**Exercise**. With every picture left out, give the data below back exactly.

**Source records**.

━━━━━━━━━━

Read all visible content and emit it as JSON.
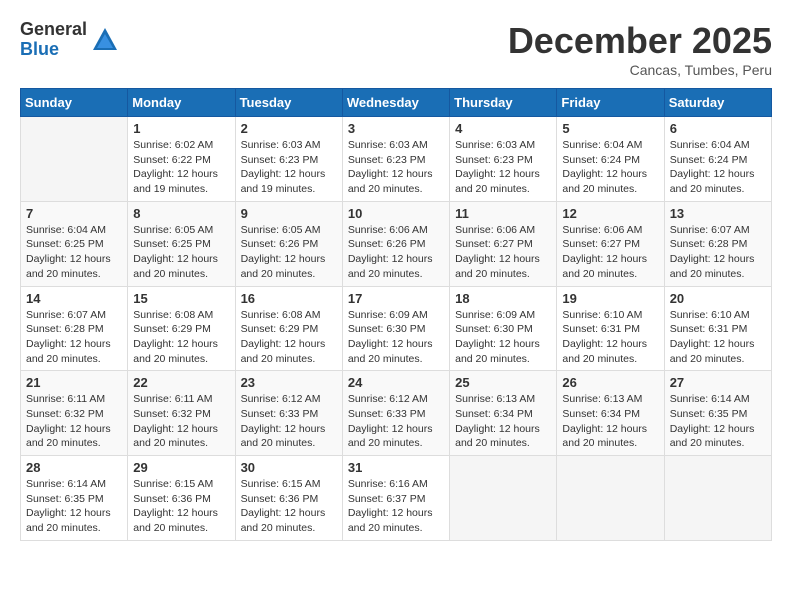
{
  "logo": {
    "general": "General",
    "blue": "Blue"
  },
  "header": {
    "month": "December 2025",
    "location": "Cancas, Tumbes, Peru"
  },
  "weekdays": [
    "Sunday",
    "Monday",
    "Tuesday",
    "Wednesday",
    "Thursday",
    "Friday",
    "Saturday"
  ],
  "weeks": [
    [
      {
        "day": "",
        "info": ""
      },
      {
        "day": "1",
        "info": "Sunrise: 6:02 AM\nSunset: 6:22 PM\nDaylight: 12 hours\nand 19 minutes."
      },
      {
        "day": "2",
        "info": "Sunrise: 6:03 AM\nSunset: 6:23 PM\nDaylight: 12 hours\nand 19 minutes."
      },
      {
        "day": "3",
        "info": "Sunrise: 6:03 AM\nSunset: 6:23 PM\nDaylight: 12 hours\nand 20 minutes."
      },
      {
        "day": "4",
        "info": "Sunrise: 6:03 AM\nSunset: 6:23 PM\nDaylight: 12 hours\nand 20 minutes."
      },
      {
        "day": "5",
        "info": "Sunrise: 6:04 AM\nSunset: 6:24 PM\nDaylight: 12 hours\nand 20 minutes."
      },
      {
        "day": "6",
        "info": "Sunrise: 6:04 AM\nSunset: 6:24 PM\nDaylight: 12 hours\nand 20 minutes."
      }
    ],
    [
      {
        "day": "7",
        "info": "Sunrise: 6:04 AM\nSunset: 6:25 PM\nDaylight: 12 hours\nand 20 minutes."
      },
      {
        "day": "8",
        "info": "Sunrise: 6:05 AM\nSunset: 6:25 PM\nDaylight: 12 hours\nand 20 minutes."
      },
      {
        "day": "9",
        "info": "Sunrise: 6:05 AM\nSunset: 6:26 PM\nDaylight: 12 hours\nand 20 minutes."
      },
      {
        "day": "10",
        "info": "Sunrise: 6:06 AM\nSunset: 6:26 PM\nDaylight: 12 hours\nand 20 minutes."
      },
      {
        "day": "11",
        "info": "Sunrise: 6:06 AM\nSunset: 6:27 PM\nDaylight: 12 hours\nand 20 minutes."
      },
      {
        "day": "12",
        "info": "Sunrise: 6:06 AM\nSunset: 6:27 PM\nDaylight: 12 hours\nand 20 minutes."
      },
      {
        "day": "13",
        "info": "Sunrise: 6:07 AM\nSunset: 6:28 PM\nDaylight: 12 hours\nand 20 minutes."
      }
    ],
    [
      {
        "day": "14",
        "info": "Sunrise: 6:07 AM\nSunset: 6:28 PM\nDaylight: 12 hours\nand 20 minutes."
      },
      {
        "day": "15",
        "info": "Sunrise: 6:08 AM\nSunset: 6:29 PM\nDaylight: 12 hours\nand 20 minutes."
      },
      {
        "day": "16",
        "info": "Sunrise: 6:08 AM\nSunset: 6:29 PM\nDaylight: 12 hours\nand 20 minutes."
      },
      {
        "day": "17",
        "info": "Sunrise: 6:09 AM\nSunset: 6:30 PM\nDaylight: 12 hours\nand 20 minutes."
      },
      {
        "day": "18",
        "info": "Sunrise: 6:09 AM\nSunset: 6:30 PM\nDaylight: 12 hours\nand 20 minutes."
      },
      {
        "day": "19",
        "info": "Sunrise: 6:10 AM\nSunset: 6:31 PM\nDaylight: 12 hours\nand 20 minutes."
      },
      {
        "day": "20",
        "info": "Sunrise: 6:10 AM\nSunset: 6:31 PM\nDaylight: 12 hours\nand 20 minutes."
      }
    ],
    [
      {
        "day": "21",
        "info": "Sunrise: 6:11 AM\nSunset: 6:32 PM\nDaylight: 12 hours\nand 20 minutes."
      },
      {
        "day": "22",
        "info": "Sunrise: 6:11 AM\nSunset: 6:32 PM\nDaylight: 12 hours\nand 20 minutes."
      },
      {
        "day": "23",
        "info": "Sunrise: 6:12 AM\nSunset: 6:33 PM\nDaylight: 12 hours\nand 20 minutes."
      },
      {
        "day": "24",
        "info": "Sunrise: 6:12 AM\nSunset: 6:33 PM\nDaylight: 12 hours\nand 20 minutes."
      },
      {
        "day": "25",
        "info": "Sunrise: 6:13 AM\nSunset: 6:34 PM\nDaylight: 12 hours\nand 20 minutes."
      },
      {
        "day": "26",
        "info": "Sunrise: 6:13 AM\nSunset: 6:34 PM\nDaylight: 12 hours\nand 20 minutes."
      },
      {
        "day": "27",
        "info": "Sunrise: 6:14 AM\nSunset: 6:35 PM\nDaylight: 12 hours\nand 20 minutes."
      }
    ],
    [
      {
        "day": "28",
        "info": "Sunrise: 6:14 AM\nSunset: 6:35 PM\nDaylight: 12 hours\nand 20 minutes."
      },
      {
        "day": "29",
        "info": "Sunrise: 6:15 AM\nSunset: 6:36 PM\nDaylight: 12 hours\nand 20 minutes."
      },
      {
        "day": "30",
        "info": "Sunrise: 6:15 AM\nSunset: 6:36 PM\nDaylight: 12 hours\nand 20 minutes."
      },
      {
        "day": "31",
        "info": "Sunrise: 6:16 AM\nSunset: 6:37 PM\nDaylight: 12 hours\nand 20 minutes."
      },
      {
        "day": "",
        "info": ""
      },
      {
        "day": "",
        "info": ""
      },
      {
        "day": "",
        "info": ""
      }
    ]
  ]
}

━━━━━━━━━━

**Answer for the task**.
Read all visible content and emit it as JSON.
{
  "logo": {
    "general": "General",
    "blue": "Blue"
  },
  "header": {
    "month": "December 2025",
    "location": "Cancas, Tumbes, Peru"
  },
  "weekdays": [
    "Sunday",
    "Monday",
    "Tuesday",
    "Wednesday",
    "Thursday",
    "Friday",
    "Saturday"
  ],
  "weeks": [
    [
      {
        "day": "",
        "info": ""
      },
      {
        "day": "1",
        "info": "Sunrise: 6:02 AM\nSunset: 6:22 PM\nDaylight: 12 hours\nand 19 minutes."
      },
      {
        "day": "2",
        "info": "Sunrise: 6:03 AM\nSunset: 6:23 PM\nDaylight: 12 hours\nand 19 minutes."
      },
      {
        "day": "3",
        "info": "Sunrise: 6:03 AM\nSunset: 6:23 PM\nDaylight: 12 hours\nand 20 minutes."
      },
      {
        "day": "4",
        "info": "Sunrise: 6:03 AM\nSunset: 6:23 PM\nDaylight: 12 hours\nand 20 minutes."
      },
      {
        "day": "5",
        "info": "Sunrise: 6:04 AM\nSunset: 6:24 PM\nDaylight: 12 hours\nand 20 minutes."
      },
      {
        "day": "6",
        "info": "Sunrise: 6:04 AM\nSunset: 6:24 PM\nDaylight: 12 hours\nand 20 minutes."
      }
    ],
    [
      {
        "day": "7",
        "info": "Sunrise: 6:04 AM\nSunset: 6:25 PM\nDaylight: 12 hours\nand 20 minutes."
      },
      {
        "day": "8",
        "info": "Sunrise: 6:05 AM\nSunset: 6:25 PM\nDaylight: 12 hours\nand 20 minutes."
      },
      {
        "day": "9",
        "info": "Sunrise: 6:05 AM\nSunset: 6:26 PM\nDaylight: 12 hours\nand 20 minutes."
      },
      {
        "day": "10",
        "info": "Sunrise: 6:06 AM\nSunset: 6:26 PM\nDaylight: 12 hours\nand 20 minutes."
      },
      {
        "day": "11",
        "info": "Sunrise: 6:06 AM\nSunset: 6:27 PM\nDaylight: 12 hours\nand 20 minutes."
      },
      {
        "day": "12",
        "info": "Sunrise: 6:06 AM\nSunset: 6:27 PM\nDaylight: 12 hours\nand 20 minutes."
      },
      {
        "day": "13",
        "info": "Sunrise: 6:07 AM\nSunset: 6:28 PM\nDaylight: 12 hours\nand 20 minutes."
      }
    ],
    [
      {
        "day": "14",
        "info": "Sunrise: 6:07 AM\nSunset: 6:28 PM\nDaylight: 12 hours\nand 20 minutes."
      },
      {
        "day": "15",
        "info": "Sunrise: 6:08 AM\nSunset: 6:29 PM\nDaylight: 12 hours\nand 20 minutes."
      },
      {
        "day": "16",
        "info": "Sunrise: 6:08 AM\nSunset: 6:29 PM\nDaylight: 12 hours\nand 20 minutes."
      },
      {
        "day": "17",
        "info": "Sunrise: 6:09 AM\nSunset: 6:30 PM\nDaylight: 12 hours\nand 20 minutes."
      },
      {
        "day": "18",
        "info": "Sunrise: 6:09 AM\nSunset: 6:30 PM\nDaylight: 12 hours\nand 20 minutes."
      },
      {
        "day": "19",
        "info": "Sunrise: 6:10 AM\nSunset: 6:31 PM\nDaylight: 12 hours\nand 20 minutes."
      },
      {
        "day": "20",
        "info": "Sunrise: 6:10 AM\nSunset: 6:31 PM\nDaylight: 12 hours\nand 20 minutes."
      }
    ],
    [
      {
        "day": "21",
        "info": "Sunrise: 6:11 AM\nSunset: 6:32 PM\nDaylight: 12 hours\nand 20 minutes."
      },
      {
        "day": "22",
        "info": "Sunrise: 6:11 AM\nSunset: 6:32 PM\nDaylight: 12 hours\nand 20 minutes."
      },
      {
        "day": "23",
        "info": "Sunrise: 6:12 AM\nSunset: 6:33 PM\nDaylight: 12 hours\nand 20 minutes."
      },
      {
        "day": "24",
        "info": "Sunrise: 6:12 AM\nSunset: 6:33 PM\nDaylight: 12 hours\nand 20 minutes."
      },
      {
        "day": "25",
        "info": "Sunrise: 6:13 AM\nSunset: 6:34 PM\nDaylight: 12 hours\nand 20 minutes."
      },
      {
        "day": "26",
        "info": "Sunrise: 6:13 AM\nSunset: 6:34 PM\nDaylight: 12 hours\nand 20 minutes."
      },
      {
        "day": "27",
        "info": "Sunrise: 6:14 AM\nSunset: 6:35 PM\nDaylight: 12 hours\nand 20 minutes."
      }
    ],
    [
      {
        "day": "28",
        "info": "Sunrise: 6:14 AM\nSunset: 6:35 PM\nDaylight: 12 hours\nand 20 minutes."
      },
      {
        "day": "29",
        "info": "Sunrise: 6:15 AM\nSunset: 6:36 PM\nDaylight: 12 hours\nand 20 minutes."
      },
      {
        "day": "30",
        "info": "Sunrise: 6:15 AM\nSunset: 6:36 PM\nDaylight: 12 hours\nand 20 minutes."
      },
      {
        "day": "31",
        "info": "Sunrise: 6:16 AM\nSunset: 6:37 PM\nDaylight: 12 hours\nand 20 minutes."
      },
      {
        "day": "",
        "info": ""
      },
      {
        "day": "",
        "info": ""
      },
      {
        "day": "",
        "info": ""
      }
    ]
  ]
}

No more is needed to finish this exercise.